Thanks for visiting my vintage Hamilton watch blog. I like to restore US-made Hamilton wrist watches back to their original glory and share my experiences with other enthusiasts. Use the "Search" space below if you know what model you're looking for. Feel free to leave polite comments or questions in the spaces provided. Also check out my "watches for sale" on my Etsy site - the link is on the right, just below.

Sunday, December 7, 2014

1968 Mystery Accumatic

There are three reasons for not being able to identify a Hamilton model;
    1.  The watch was made by the awards division and not catalogued
    2.  The watch was an export model and sent outside the US
    3.  The watch isn't an authentic model.

You don't tend to see "fake" Hamiltons but you will find Hamilton movements that have been re-cased by a jeweler.  That was done more frequently with ladies watches but there are plenty of non-authentic watches out there.  Jewelers often would re-case a movement from a gold filled model into a solid gold case with decorative elements like diamonds, etc.  That way the jeweler could make more money than they could with the gold filled model alone.

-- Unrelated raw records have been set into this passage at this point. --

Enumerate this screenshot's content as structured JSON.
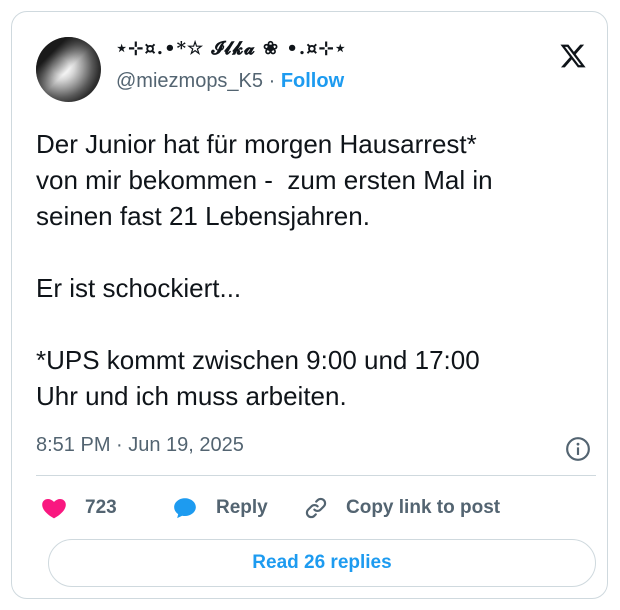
{
  "user": {
    "display_name": "⋆⊹¤.•*☆ 𝓘𝓵𝓴𝓪 ❀ •.¤⊹⋆",
    "handle": "@miezmops_K5",
    "separator": " · ",
    "follow_label": "Follow"
  },
  "tweet": {
    "text": "Der Junior hat für morgen Hausarrest*\nvon mir bekommen -  zum ersten Mal in\nseinen fast 21 Lebensjahren.\n\nEr ist schockiert...\n\n*UPS kommt zwischen 9:00 und 17:00\nUhr und ich muss arbeiten.",
    "timestamp": "8:51 PM · Jun 19, 2025"
  },
  "actions": {
    "like_count": "723",
    "reply_label": "Reply",
    "copy_label": "Copy link to post"
  },
  "footer": {
    "read_replies_label": "Read 26 replies"
  },
  "colors": {
    "like": "#f91880",
    "reply": "#1d9bf0",
    "link": "#1d9bf0",
    "muted": "#536471",
    "border": "#cfd9de"
  },
  "icons": [
    "x-logo-icon",
    "info-icon",
    "heart-icon",
    "reply-bubble-icon",
    "link-icon"
  ]
}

In addition, Hamilton movements were so well made that they often out lasted their original cases.  You will sometimes see 987 movements from the 1920's and '30s in what appear to be 1950's cases.  I suspect that is because the original owner realized it was less expensive to get a new case than it was to get a new Hamilton.

Watches with re-cased Hamilton movements are typically easy to spot though... they usually look too gaudy to be original with diamond-numerals on the dial, or they say "17 jewels" on the dial, or they come in a rolled gold case with a stainless steel back.  One thing is for sure, legitimate pre-1969 Hamiltons will  normally say Hamilton Watch Co, Lancaster PA inside the case back (although there are some exceptions to the rule from the 1930's).

Anyway, what's all that have to do with my latest project?  Well, I'm not really sure if it's the real deal or not.  It sure looks like it should be, but as you'll see below, it's debatable.

My mystery watch appears to be an Accumatic from the late 1960's, maybe the very early 1970's.  The dial looks like a legitimate Hamilton dial and the crown has a Hamilton H on it, as you would expect.

A detailed review of the catalogs revealed that the closest model that matches the design is the 1963 Dateline A-576 - it was made through 1965.  However, it's a calendar model and has a date window at the 3:00 position.   The case, dial markers and shape of the hands is very similar though.

Since the case is stainless steel and it's an automatic, I would surmise that my project watch would be in the Accumatic family and would be a model in the 500 series.  But there's no exact match for it in any of the catalogs.  There is no presentation on the case back - so it's not an awards division model, either.

The case back unscrews and it doesn't say Hamilton on the outside - that's unusual.  There are numbers on the back though...  4048-3.  Stainless steel Hamiltons with case numbers typically got a -3 to denote stainless steel (a -4 would be yellow RGP).  That's a clue that it's a legitimate model.

The inside of the case back is devoid of any markings other than a serial number.  Why doesn't it say Hamilton though?  That's a sign that it might not be legitimate.

Tucked inside is a 17 jewel 689A movement.  It's well fitted to the case and it looks like it belongs there as it isn't installed with an ill-fitting generic movement ring.  That's a nod towards legitimacy.

The movement and dial come out the back when the stem is removed and the two retaining clips are loosened.  The dial is very clearly an original Hamilton dial, right down to the Swiss marking under the 6 marker.

The crystal has a reflector ring and a special decorative ring installed inside the bezel.  Once the crystal is removed, all of the parts can be separated so they can be cleaned and polished.

This is a special crystal of some sort... probably a PA-style in the GS line.  The reflector ring snaps into the inside of the crystal and the assembly is pressed into the bezel.

All of the parts are disassembled, cleaned and dried before getting reassembled.  I decided to polish the crystal as best I could - as replacing it could be a challenge.

The reassembled movement goes onto the timer.  It's running well but the beat error is a little high at 2.6ms.

Fortunately this movement incorporates a moveable hairspring stud - so I can easily adjust the beat error by tweaking the hairspring, as shown below.  Just a little tweak will do the trick - I just need to go the right direction.

Well, after a few tweaks, I was able to tune the beat error down to 0.2ms - it doesn't get much better than that.

I also took the time to re-lume the hands.  I stick them in pith wood until the paint dries.  You apply the luminous paint from the back of the hands so they look perfect from the top.

The rotating oscillating weight goes back on to the movement, along with the dial and hands.  Then it all goes back into the case.  I did a good job polishing the crystal - it's not perfect but it's not too bad either.  A new genuine lizard strap completes the restoration.

I can't say with 100% certainty that this a legitimate model - but it sure looks like the real deal to me.

1 comment:

  1. On this one you were not only Hamilton enthusiast, historian and restorer, but you played detective as well. Great blog post...thoroughly enjoyable. I am convinced it's the real deal. If not, it's still a great looking watch. Coming soon to the shop? I hope so.